As with the old NEDC test, the WLTP is carried out in a laboratory, but the test is longer and more varied in order to be more representative of real-world driving. Developed using some 500,000 miles of real driving data gathered from drivers all around the world, the WLTP lasts 30 minutes and 14.4 miles, at an average speed of 28.9mph and a maximum of 81.3mph, allowing for temperature changes from 14 degrees C to 23 degrees C, with gearchange points differing depending on the vehicle, and a variety of driving phases including acceleration and braking. A car’s power-to-weight ratio also dictates variable factors in the test cycle.

 By comparison, the NEDC test lasted 20 minutes and 6.8 miles, had lower speeds, fewer stops, and didn’t take into account the effect of optional equipment such as air-conditioning, as the WLTP does.

Roughly speaking, experts estimate that there is a disparity of as much as 20 per cent between figures attained under the NEDC and the WLTP, but of course it will vary. A VW Up GTI, for instance, achieves 110g/km of CO2 and an economy of 49mpg (EU Combined) under NEDC rules, but testing under the WLTP regime sees those figures amended to 127g/km and 42mpg.

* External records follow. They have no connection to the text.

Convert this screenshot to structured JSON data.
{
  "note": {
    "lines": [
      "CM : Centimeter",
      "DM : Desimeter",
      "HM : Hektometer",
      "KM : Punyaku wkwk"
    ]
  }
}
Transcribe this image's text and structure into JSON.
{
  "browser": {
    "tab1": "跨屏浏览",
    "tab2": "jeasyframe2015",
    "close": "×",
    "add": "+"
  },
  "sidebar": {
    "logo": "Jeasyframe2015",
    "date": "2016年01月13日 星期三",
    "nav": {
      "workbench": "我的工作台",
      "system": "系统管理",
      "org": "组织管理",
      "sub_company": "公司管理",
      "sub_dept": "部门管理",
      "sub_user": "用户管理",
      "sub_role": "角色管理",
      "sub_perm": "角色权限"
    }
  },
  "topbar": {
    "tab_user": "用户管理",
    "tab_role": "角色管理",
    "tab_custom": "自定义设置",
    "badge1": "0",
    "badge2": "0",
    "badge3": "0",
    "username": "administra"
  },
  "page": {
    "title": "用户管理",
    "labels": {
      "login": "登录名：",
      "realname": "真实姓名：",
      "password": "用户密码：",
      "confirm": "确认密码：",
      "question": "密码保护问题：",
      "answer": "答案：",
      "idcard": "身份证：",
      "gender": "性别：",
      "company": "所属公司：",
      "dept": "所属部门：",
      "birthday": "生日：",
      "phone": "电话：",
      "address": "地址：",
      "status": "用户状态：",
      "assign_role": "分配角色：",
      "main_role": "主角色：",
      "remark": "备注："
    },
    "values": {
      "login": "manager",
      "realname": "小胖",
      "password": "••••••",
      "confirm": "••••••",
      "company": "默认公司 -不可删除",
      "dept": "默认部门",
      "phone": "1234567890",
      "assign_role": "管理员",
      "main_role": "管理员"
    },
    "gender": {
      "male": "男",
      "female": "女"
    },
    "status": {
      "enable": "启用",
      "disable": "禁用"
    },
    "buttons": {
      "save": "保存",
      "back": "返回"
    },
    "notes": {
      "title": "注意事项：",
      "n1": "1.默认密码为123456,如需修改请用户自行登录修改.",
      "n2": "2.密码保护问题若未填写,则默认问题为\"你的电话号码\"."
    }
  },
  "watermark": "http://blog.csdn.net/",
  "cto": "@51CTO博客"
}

Electric cars are likely to have a considerable variation in official driving range between the two test formats, too. The new Jaguar I-Pace will cover 337 miles on a full charge under NEDC conditions, or 298 miles under WLTP. Jaguar has also stated that it will have a range of about 240 miles “when driven like a Jaguar”.

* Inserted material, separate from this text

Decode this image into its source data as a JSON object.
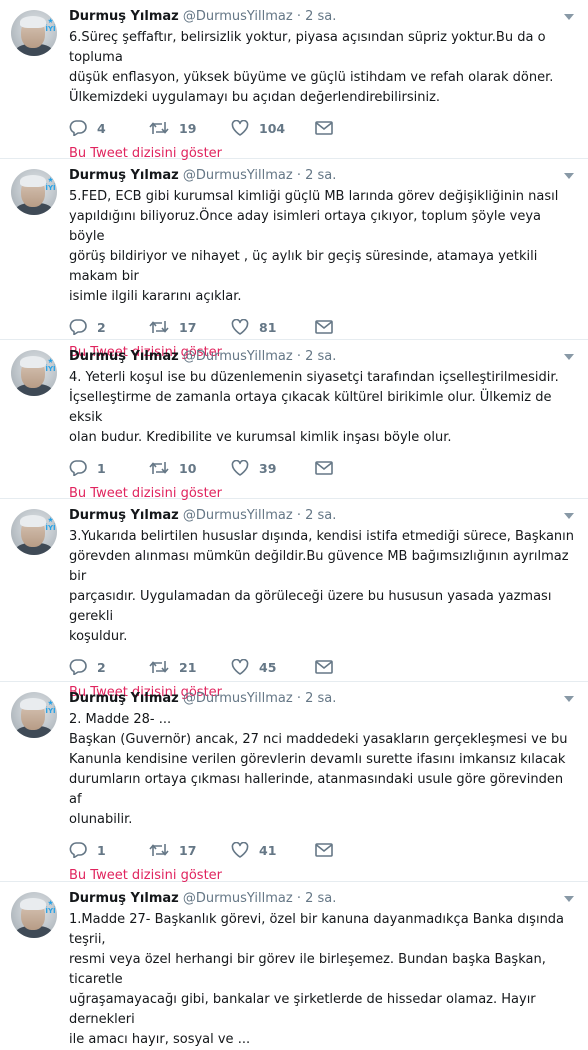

The more comprehensive WLTP figures will also make it easier to get a grasp on the potential range and economy of plug-in hybrid cars (PHEVs). Phil Stones, chief engineer at the Millbrook vehicle testing centre’s propulsion department, explained that the new test procedure sees PHEVs tested “with the battery fully charged and then fully depleted. The problem remains that, with PHEVs, the economy can be anything from zero fuel usage if you charge up regularly and do short trips, to quite poor fuel economy if you do a lot of motorway miles, when you’re likely to be better off with a conventional diesel.”

 Getting that message across in standardised test data isn’t easy, but the WLTP test for PHEVs will show a pure electric range as well as the car’s economy with the battery depleted, and a combined overall figure, making it easier to judge whether a PHEV is suited to your projected usage.